✍️ Author: Dr Eleni Christoforidou
🕒 Approximate reading time: 4 minutes
In the ever-evolving field of neuroscience, the CRISPR/Cas9 gene-editing system has been nothing short of revolutionary. This innovative tool allows scientists to make precise alterations to DNA sequences, and thus offers significant potential for understanding and treating neurological disorders.
CRISPR/Cas9, which stands for Clustered Regularly Interspaced Short Palindromic Repeats and CRISPR-associated protein 9, is a system adapted from a naturally occurring genome editing system in bacteria.
Here’s a simplified explanation of how it works:
The CRISPR sequence is a short RNA sequence that matches the DNA sequence to be edited.
The Cas9 enzyme acts like a pair of molecular scissors, cutting the DNA at the location specified by the CRISPR sequence.
The cell’s natural DNA repair machinery recognises the cut and repairs the DNA, either by sticking the ends back together, or by inserting a new piece of DNA at the cut site.
CRISPR/Cas9 has many potential applications in neuroscience:
Understanding Neurological Disorders: By creating animal models with specific genetic mutations associated with neurological disorders, scientists can study the disease mechanisms in a controlled setting.
Identifying Therapeutic Targets: Gene-editing with CRISPR/Cas9 can help identify the function of specific genes and their products, potentially uncovering novel therapeutic targets for drug development.
Developing Gene Therapies: In theory, CRISPR/Cas9 could be used to correct disease-causing mutations in the brains of people with genetic neurological disorders.
Gene editing using the CRISPR/Cas9 system has already been instrumental in advancing our understanding of neurodegenerative diseases:
Modelling Diseases: Scientists have used CRISPR/Cas9 to create animal models of diseases like Alzheimer’s, Parkinson’s, and ALS, providing valuable insights into these diseases.

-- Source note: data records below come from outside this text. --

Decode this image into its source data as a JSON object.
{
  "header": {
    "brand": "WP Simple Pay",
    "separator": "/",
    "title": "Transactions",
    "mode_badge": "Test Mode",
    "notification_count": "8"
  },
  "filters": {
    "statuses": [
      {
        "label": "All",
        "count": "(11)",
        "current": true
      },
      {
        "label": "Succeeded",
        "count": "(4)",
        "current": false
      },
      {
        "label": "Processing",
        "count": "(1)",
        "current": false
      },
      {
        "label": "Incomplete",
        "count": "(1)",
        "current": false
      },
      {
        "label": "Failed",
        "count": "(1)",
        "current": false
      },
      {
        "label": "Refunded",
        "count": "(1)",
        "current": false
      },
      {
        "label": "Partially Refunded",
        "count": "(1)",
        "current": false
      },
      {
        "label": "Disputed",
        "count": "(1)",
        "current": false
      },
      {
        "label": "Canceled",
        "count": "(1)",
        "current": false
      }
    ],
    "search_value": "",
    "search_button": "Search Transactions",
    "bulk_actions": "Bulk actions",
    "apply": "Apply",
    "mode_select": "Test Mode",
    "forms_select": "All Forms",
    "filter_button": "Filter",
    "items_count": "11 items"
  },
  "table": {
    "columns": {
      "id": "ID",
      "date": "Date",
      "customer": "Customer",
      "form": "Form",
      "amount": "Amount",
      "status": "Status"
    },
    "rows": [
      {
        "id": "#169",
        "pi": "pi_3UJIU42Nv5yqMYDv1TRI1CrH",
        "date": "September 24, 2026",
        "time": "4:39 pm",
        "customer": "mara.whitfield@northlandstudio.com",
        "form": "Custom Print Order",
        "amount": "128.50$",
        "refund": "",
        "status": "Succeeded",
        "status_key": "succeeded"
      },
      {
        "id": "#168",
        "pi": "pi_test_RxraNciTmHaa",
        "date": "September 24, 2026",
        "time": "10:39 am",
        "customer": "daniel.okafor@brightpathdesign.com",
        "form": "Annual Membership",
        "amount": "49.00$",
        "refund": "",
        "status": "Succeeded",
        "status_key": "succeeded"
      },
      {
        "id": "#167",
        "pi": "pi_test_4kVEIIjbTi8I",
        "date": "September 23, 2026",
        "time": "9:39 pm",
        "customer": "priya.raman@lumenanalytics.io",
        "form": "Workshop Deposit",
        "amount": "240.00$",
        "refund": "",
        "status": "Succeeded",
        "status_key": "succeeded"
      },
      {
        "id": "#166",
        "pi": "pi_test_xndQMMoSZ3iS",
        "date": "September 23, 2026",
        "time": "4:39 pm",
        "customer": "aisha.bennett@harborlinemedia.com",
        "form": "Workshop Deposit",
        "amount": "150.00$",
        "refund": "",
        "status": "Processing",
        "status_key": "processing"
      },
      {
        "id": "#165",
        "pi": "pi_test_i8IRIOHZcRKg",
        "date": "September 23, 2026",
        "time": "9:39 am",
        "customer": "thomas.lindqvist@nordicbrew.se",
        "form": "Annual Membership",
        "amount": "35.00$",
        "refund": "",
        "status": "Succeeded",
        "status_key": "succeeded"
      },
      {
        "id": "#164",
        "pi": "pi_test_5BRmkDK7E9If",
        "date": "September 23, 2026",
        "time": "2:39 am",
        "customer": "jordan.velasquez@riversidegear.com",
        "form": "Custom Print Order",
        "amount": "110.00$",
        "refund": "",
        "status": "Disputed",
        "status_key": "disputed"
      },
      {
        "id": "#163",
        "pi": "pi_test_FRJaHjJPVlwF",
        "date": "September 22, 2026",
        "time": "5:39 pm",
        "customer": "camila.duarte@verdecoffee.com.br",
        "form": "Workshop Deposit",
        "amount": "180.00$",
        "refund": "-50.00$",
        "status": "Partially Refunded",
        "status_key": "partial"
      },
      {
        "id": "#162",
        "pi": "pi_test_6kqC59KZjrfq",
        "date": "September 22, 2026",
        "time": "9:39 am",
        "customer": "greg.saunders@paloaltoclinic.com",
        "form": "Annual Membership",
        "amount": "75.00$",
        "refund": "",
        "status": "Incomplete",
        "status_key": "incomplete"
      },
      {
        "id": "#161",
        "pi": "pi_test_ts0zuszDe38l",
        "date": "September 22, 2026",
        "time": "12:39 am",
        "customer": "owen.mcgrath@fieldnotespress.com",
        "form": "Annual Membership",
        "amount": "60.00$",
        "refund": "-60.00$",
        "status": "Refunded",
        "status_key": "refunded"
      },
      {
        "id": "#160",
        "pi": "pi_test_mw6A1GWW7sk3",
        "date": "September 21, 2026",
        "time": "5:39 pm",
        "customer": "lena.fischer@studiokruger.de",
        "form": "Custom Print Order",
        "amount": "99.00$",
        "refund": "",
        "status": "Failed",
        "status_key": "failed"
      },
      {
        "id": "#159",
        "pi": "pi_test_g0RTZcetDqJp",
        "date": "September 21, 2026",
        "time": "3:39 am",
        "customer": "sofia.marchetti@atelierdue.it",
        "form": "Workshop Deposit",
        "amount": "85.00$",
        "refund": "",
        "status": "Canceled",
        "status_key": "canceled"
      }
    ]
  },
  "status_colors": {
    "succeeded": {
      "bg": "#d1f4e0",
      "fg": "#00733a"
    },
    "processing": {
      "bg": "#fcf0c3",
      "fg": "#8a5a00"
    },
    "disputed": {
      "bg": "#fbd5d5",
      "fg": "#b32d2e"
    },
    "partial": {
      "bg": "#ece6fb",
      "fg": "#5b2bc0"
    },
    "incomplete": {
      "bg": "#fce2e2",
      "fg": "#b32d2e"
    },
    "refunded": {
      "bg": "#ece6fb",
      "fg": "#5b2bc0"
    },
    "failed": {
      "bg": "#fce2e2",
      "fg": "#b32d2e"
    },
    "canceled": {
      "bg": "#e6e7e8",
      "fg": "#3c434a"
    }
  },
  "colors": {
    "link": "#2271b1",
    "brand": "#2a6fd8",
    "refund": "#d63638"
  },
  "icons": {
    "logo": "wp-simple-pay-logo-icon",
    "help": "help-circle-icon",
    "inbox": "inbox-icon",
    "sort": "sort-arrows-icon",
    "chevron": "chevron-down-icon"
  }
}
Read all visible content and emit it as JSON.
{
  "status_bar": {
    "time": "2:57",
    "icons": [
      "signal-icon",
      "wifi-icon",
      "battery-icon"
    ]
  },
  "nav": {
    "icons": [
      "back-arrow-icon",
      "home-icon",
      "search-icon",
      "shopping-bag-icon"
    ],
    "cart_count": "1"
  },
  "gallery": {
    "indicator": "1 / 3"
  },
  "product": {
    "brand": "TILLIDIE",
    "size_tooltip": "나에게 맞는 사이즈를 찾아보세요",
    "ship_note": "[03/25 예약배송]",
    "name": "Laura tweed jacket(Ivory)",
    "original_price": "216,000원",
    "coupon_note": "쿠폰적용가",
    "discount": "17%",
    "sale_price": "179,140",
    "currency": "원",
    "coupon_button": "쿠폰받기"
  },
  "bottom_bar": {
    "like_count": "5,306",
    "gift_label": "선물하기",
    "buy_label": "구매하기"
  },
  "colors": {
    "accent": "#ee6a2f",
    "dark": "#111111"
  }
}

Unveiling Disease Mechanisms: For example, scientists have used CRISPR/Cas9 to understand how mutations in the C9orf72 gene cause ALS and frontotemporal dementia.
Potential Therapeutic Application: Preliminary studies suggest CRISPR/Cas9 could be used to reduce the levels of disease-causing proteins in mouse models of neurodegenerative diseases.
CRISPR/Cas9 is a powerful tool that is revolutionising our approach to studying and potentially treating neurological disorders. While there are still technical and ethical challenges to overcome before it can be widely applied in a clinical setting, the potential of this gene-editing technology in neuroscience is truly exciting.